However, the problem may seem much more difficult than this. For example if your friend is not attending lectures, not socialising or not behaving in their normal manner. It may be appropriate to tell your friend of your concerns in a tactful manner, and be there to offer support. It may be possible to explore ways that those sharing accommodation together can support each other. Alternatively if the situation seems too much for you to realistically offer your individual support then you can express your concerns to a third party such as your Accommodation Warden or Student Services. They may be able to provide advice and support to both you and your friend. It may be that you feel you need to access support also, this is normal and there are many avenues where you can go whether it is the Student Services, Medical Centre or the University Counselling Service. All will offer support in a confidential manner.

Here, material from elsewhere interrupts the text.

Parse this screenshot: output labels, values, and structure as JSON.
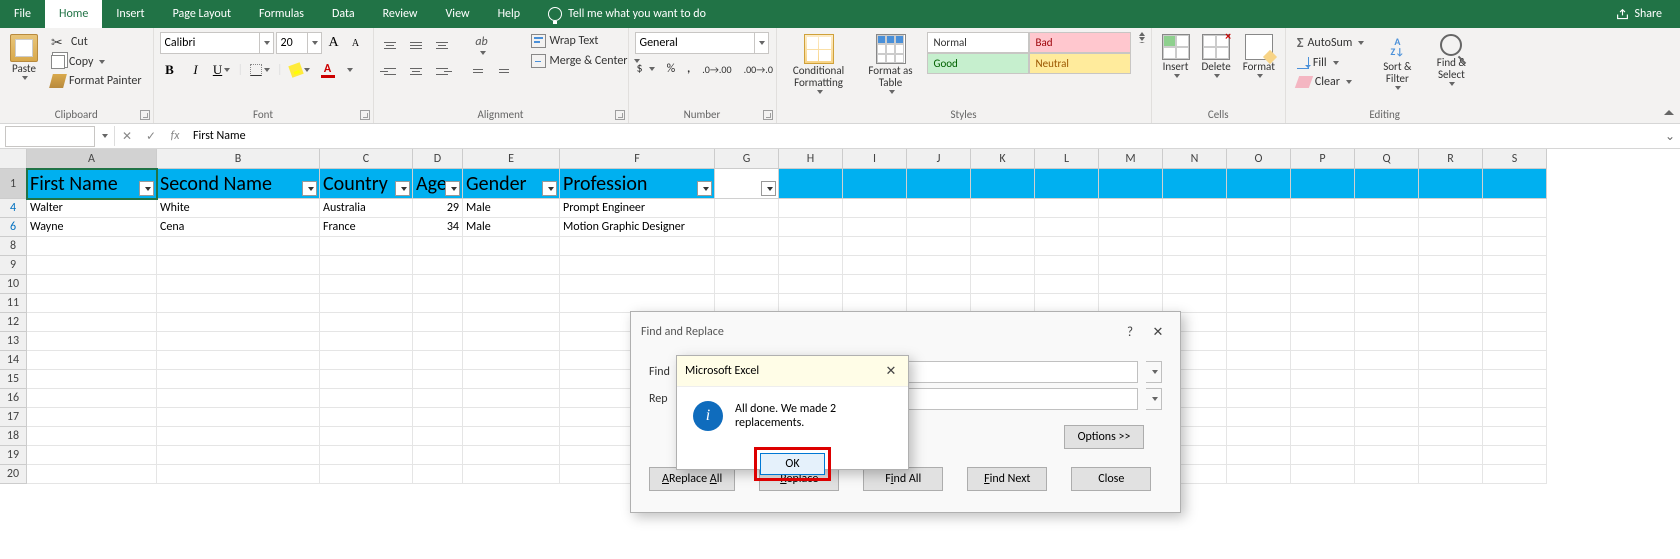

Unfortunately there are some that deny there is a problem with their behaviour and who refuse any support. It is important to recognise that this is OK and accept that as a friend, you will have done as much as you could in the given situation and that you have referred the problem on to a University or Health professional.

Concerns Regarding Medication

If you have arrived at University with a prescription from your previous home GP, please make an appointment to see one of the GP's for the Medical Centre so we are aware of the medication, and can ensure that you are receiving appropriate ongoing care. It is also important that we know this information should you need a repeat prescription in the future.

If you are having any concerns regarding any medication prescribed by the Medical Centre GP's, experiencing side effects for example, please make an appointment for this to be reviewed. If you are unsure of any medication that your GP, or our local Mental Health Services have prescribed (specifically in relation to Mental Health problems), then it is preferable that you seek their advice in the first instance. They would be best placed to know your full details and advise accordingly.

If you are linked in with the local Mental Health Services, then the Mental Health and Well being Advisor can work with you and the Mental Health Team members to complement your care and ensure you receive ongoing appropriate support.

What is 'good' mental health?

It's not just the absence of mental health problems. Individuals with good mental health:

  • Develop, creatively, intellectually and spiritually
  • Initiate, develop and sustain mutually satisfying personal relationships
  • Face problems, resolve them and learn from them
  • Are confident and assertive
  • Are aware of others and empathise with them
  • Use and enjoy solitude
  • Play and have fun
  • Laugh at both themselves and the world

How can we help ourselves?

  • Make time to do the things we enjoy
  • Take moderate physical exercise
  • Cut down on coffee, alcohol, nicotine and other addictive substances
  • Remember to celebrate the things we like about ourselves
  • Keep things in perspective
  • Develop and sustain friendships
  • Listen to and respect others, even if we may disagree with them
  • Ask for help if we feel distressed or upset
  • Listen to other people who say they feel distressed or upset
  • Take as much care of ourselves as we do the people we care about

This page was last updated in March 2018